WILLMAR -- When Rice Memorial Hospital conducted a hospital-wide survey late in 2010 on the organization's patient safety culture, one of the things learned was that information about errors in patient care wasn't being fully captured.
Compared to other hospitals of similar size, "our staff tended to report fewer safety events," said Wendy Ulferts, chief nursing officer.
Over the past year, Rice has been taking steps to change this and to increase the hospital's ability to collect and act on patient-safety data.
It's one of several areas being addressed in Rice's ongoing efforts to provide safe, quality care to patients.
Safety is "part of everything we do here at the hospital," Ulferts told the hospital board in a report this past week on the state of safety projects at Rice Hospital.
"Safety and quality really go hand in hand. It's something we think about in everything we do."
From safety reporting to reducing the risk of pressure ulcers and hospital-acquired infections, Rice tackled multiple projects last year aimed at avoiding preventable harm to patients.

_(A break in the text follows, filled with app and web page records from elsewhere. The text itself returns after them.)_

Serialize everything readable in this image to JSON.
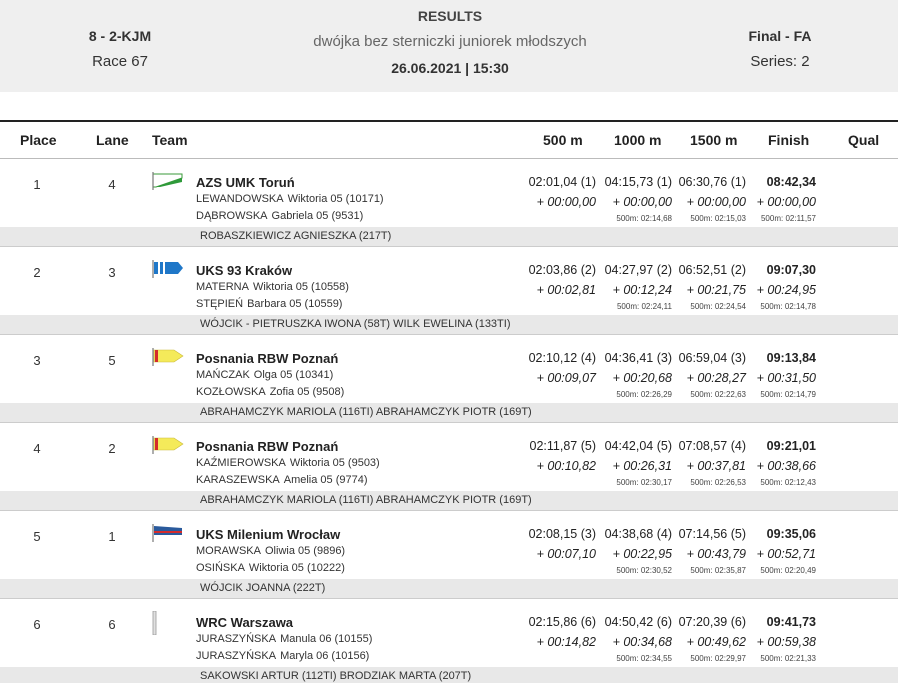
{
  "header": {
    "event_code": "8 - 2-KJM",
    "race": "Race 67",
    "title": "RESULTS",
    "subtitle": "dwójka bez sterniczki juniorek młodszych",
    "datetime": "26.06.2021 | 15:30",
    "phase": "Final - FA",
    "series": "Series: 2"
  },
  "columns": {
    "place": "Place",
    "lane": "Lane",
    "team": "Team",
    "m500": "500 m",
    "m1000": "1000 m",
    "m1500": "1500 m",
    "finish": "Finish",
    "qual": "Qual"
  },
  "rows": [
    {
      "place": "1",
      "lane": "4",
      "team": "AZS UMK Toruń",
      "flag_icon": "white-green-flag-icon",
      "rowers": [
        {
          "surname": "LEWANDOWSKA",
          "name": "Wiktoria 05 (10171)"
        },
        {
          "surname": "DĄBROWSKA",
          "name": "Gabriela 05 (9531)"
        }
      ],
      "coach": "ROBASZKIEWICZ AGNIESZKA (217T)",
      "t500": "02:01,04 (1)",
      "t1000": "04:15,73 (1)",
      "t1500": "06:30,76 (1)",
      "finish": "08:42,34",
      "d500": "+ 00:00,00",
      "d1000": "+ 00:00,00",
      "d1500": "+ 00:00,00",
      "dfin": "+ 00:00,00",
      "s1000": "500m: 02:14,68",
      "s1500": "500m: 02:15,03",
      "sfin": "500m: 02:11,57"
    },
    {
      "place": "2",
      "lane": "3",
      "team": "UKS 93 Kraków",
      "flag_icon": "blue-striped-flag-icon",
      "rowers": [
        {
          "surname": "MATERNA",
          "name": "Wiktoria 05 (10558)"
        },
        {
          "surname": "STĘPIEŃ",
          "name": "Barbara 05 (10559)"
        }
      ],
      "coach": "WÓJCIK - PIETRUSZKA IWONA (58T) WILK EWELINA (133TI)",
      "t500": "02:03,86 (2)",
      "t1000": "04:27,97 (2)",
      "t1500": "06:52,51 (2)",
      "finish": "09:07,30",
      "d500": "+ 00:02,81",
      "d1000": "+ 00:12,24",
      "d1500": "+ 00:21,75",
      "dfin": "+ 00:24,95",
      "s1000": "500m: 02:24,11",
      "s1500": "500m: 02:24,54",
      "sfin": "500m: 02:14,78"
    },
    {
      "place": "3",
      "lane": "5",
      "team": "Posnania RBW Poznań",
      "flag_icon": "yellow-red-flag-icon",
      "rowers": [
        {
          "surname": "MAŃCZAK",
          "name": "Olga 05 (10341)"
        },
        {
          "surname": "KOZŁOWSKA",
          "name": "Zofia 05 (9508)"
        }
      ],
      "coach": "ABRAHAMCZYK MARIOLA (116TI) ABRAHAMCZYK PIOTR (169T)",
      "t500": "02:10,12 (4)",
      "t1000": "04:36,41 (3)",
      "t1500": "06:59,04 (3)",
      "finish": "09:13,84",
      "d500": "+ 00:09,07",
      "d1000": "+ 00:20,68",
      "d1500": "+ 00:28,27",
      "dfin": "+ 00:31,50",
      "s1000": "500m: 02:26,29",
      "s1500": "500m: 02:22,63",
      "sfin": "500m: 02:14,79"
    },
    {
      "place": "4",
      "lane": "2",
      "team": "Posnania RBW Poznań",
      "flag_icon": "yellow-red-flag-icon",
      "rowers": [
        {
          "surname": "KAŹMIEROWSKA",
          "name": "Wiktoria 05 (9503)"
        },
        {
          "surname": "KARASZEWSKA",
          "name": "Amelia 05 (9774)"
        }
      ],
      "coach": "ABRAHAMCZYK MARIOLA (116TI) ABRAHAMCZYK PIOTR (169T)",
      "t500": "02:11,87 (5)",
      "t1000": "04:42,04 (5)",
      "t1500": "07:08,57 (4)",
      "finish": "09:21,01",
      "d500": "+ 00:10,82",
      "d1000": "+ 00:26,31",
      "d1500": "+ 00:37,81",
      "dfin": "+ 00:38,66",
      "s1000": "500m: 02:30,17",
      "s1500": "500m: 02:26,53",
      "sfin": "500m: 02:12,43"
    },
    {
      "place": "5",
      "lane": "1",
      "team": "UKS Milenium Wrocław",
      "flag_icon": "blue-red-flag-icon",
      "rowers": [
        {
          "surname": "MORAWSKA",
          "name": "Oliwia 05 (9896)"
        },
        {
          "surname": "OSIŃSKA",
          "name": "Wiktoria 05 (10222)"
        }
      ],
      "coach": "WÓJCIK JOANNA (222T)",
      "t500": "02:08,15 (3)",
      "t1000": "04:38,68 (4)",
      "t1500": "07:14,56 (5)",
      "finish": "09:35,06",
      "d500": "+ 00:07,10",
      "d1000": "+ 00:22,95",
      "d1500": "+ 00:43,79",
      "dfin": "+ 00:52,71",
      "s1000": "500m: 02:30,52",
      "s1500": "500m: 02:35,87",
      "sfin": "500m: 02:20,49"
    },
    {
      "place": "6",
      "lane": "6",
      "team": "WRC Warszawa",
      "flag_icon": "grey-bar-flag-icon",
      "rowers": [
        {
          "surname": "JURASZYŃSKA",
          "name": "Manula 06 (10155)"
        },
        {
          "surname": "JURASZYŃSKA",
          "name": "Maryla 06 (10156)"
        }
      ],
      "coach": "SAKOWSKI ARTUR (112TI) BRODZIAK MARTA (207T)",
      "t500": "02:15,86 (6)",
      "t1000": "04:50,42 (6)",
      "t1500": "07:20,39 (6)",
      "finish": "09:41,73",
      "d500": "+ 00:14,82",
      "d1000": "+ 00:34,68",
      "d1500": "+ 00:49,62",
      "dfin": "+ 00:59,38",
      "s1000": "500m: 02:34,55",
      "s1500": "500m: 02:29,97",
      "sfin": "500m: 02:21,33"
    }
  ]
}
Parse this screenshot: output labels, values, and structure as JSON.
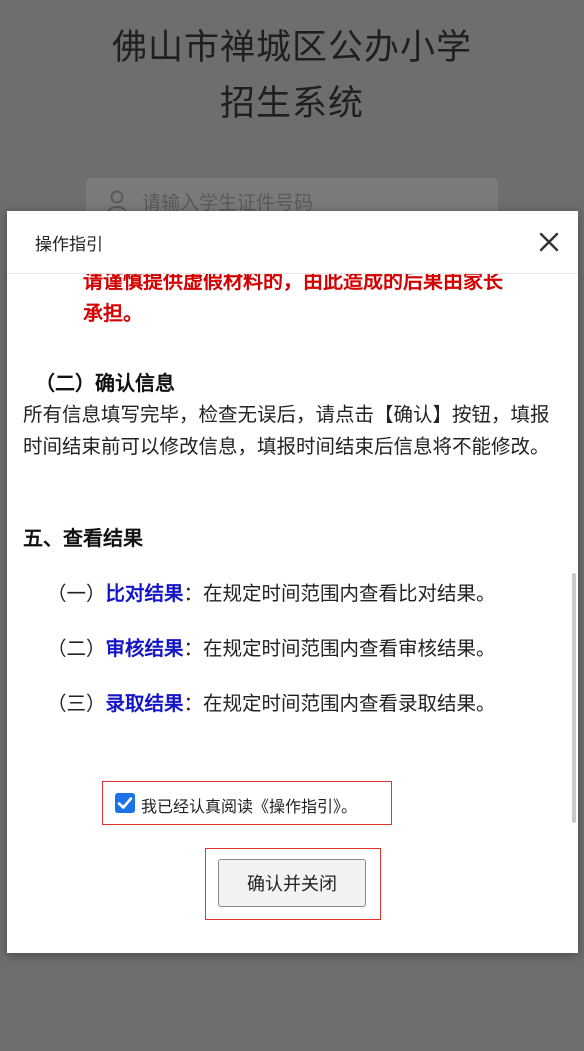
{
  "background": {
    "title_line1": "佛山市禅城区公办小学",
    "title_line2": "招生系统",
    "input_placeholder": "请输入学生证件号码",
    "input_icon": "user-icon"
  },
  "modal": {
    "title": "操作指引",
    "close_icon": "close-icon",
    "warning_cut": "请谨慎提供虚假材料的，由此造成的后果由家长",
    "warning_end": "承担。",
    "confirm_section": {
      "heading": "（二）确认信息",
      "text": "所有信息填写完毕，检查无误后，请点击【确认】按钮，填报时间结束前可以修改信息，填报时间结束后信息将不能修改。"
    },
    "results_section": {
      "heading": "五、查看结果",
      "items": [
        {
          "prefix": "（一）",
          "keyword": "比对结果",
          "text": "：在规定时间范围内查看比对结果。"
        },
        {
          "prefix": "（二）",
          "keyword": "审核结果",
          "text": "：在规定时间范围内查看审核结果。"
        },
        {
          "prefix": "（三）",
          "keyword": "录取结果",
          "text": "：在规定时间范围内查看录取结果。"
        }
      ]
    },
    "agree": {
      "checked": true,
      "label": "我已经认真阅读《操作指引》。"
    },
    "confirm_button": "确认并关闭"
  },
  "colors": {
    "warning": "#d40000",
    "keyword": "#1515c8",
    "checkbox": "#1a73e8",
    "highlight_border": "#e53333"
  }
}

Statistics bear out the results. According to the hospital's value-based purchasing scorecard, a collection of key measures of safety performance, Rice averaged less than one surgical site infection per 100 surgery cases throughout 2011. No bloodstream infections associated with the use of a central line were reported. The rate of hospital-acquired pressure ulcers was at or below the national benchmark of 9 percent for most of 2011 with the exception of the first quarter, when it was 13.6 percent.
Reporting safety-related incidents is just one aspect of Rice's patient safety efforts but it's an important one for the data it provides and the ability to analyze the information in more detail, Ulferts said.
A landmark report issued more than a decade ago by the Institute of Medicine estimated that 98,000 Americans die each year due to medical error. The true number is difficult to pin down, however, nor does it include serious injuries, errors that resulted in no injury or close calls. Many patient-safety experts maintain that medical errors are often underreported and hence might not be fully recognized or addressed.
Although it's not entirely clear why Rice staff were less likely to report incidents than staff at other hospitals, hospital leaders believed at least part of the reason was the paper-based system being used.
One of the hospital's goals last year was to investigate software systems that are easier and do a better job of collecting data, Ulferts said.
"We really want a system that's electronic, that eliminates paper, that gets to the right people in a timely manner," she said. "We want to give our staff the ability to tell the story about what happened and why it happened, so we can understand."
Once the system is in place, it will allow staff to make confidential reports about errors, she said. It also will give hospital leaders the ability to track actual numbers, identify trends or patterns, and analyze more deeply what might be contributing to particular types of errors -- for instance, medication mistakes.
As the database grows, it also will enhance the hospital's ability to monitor how specific safety initiatives are faring and whether they're making a difference.
Rice also stepped up its staff education last year on safety reporting.
Safety reporting continues to be a focus this year but several other projects are under way as well, Ulferts said.
One will involve an in-depth analysis of hand hygiene, one of the key ways to avoid spreading infection within the hospital, she said. "How can we get every person in our system to be compliant with hand hygiene?"
Another project aims to study interruptions, their impact on safe processes and effective ways to reduce interruptions at critical times.
This project is being launched in the pharmacy to start with, and will eventually be expanded to other departments, Ulferts said. "We plan to share this learning across our organization."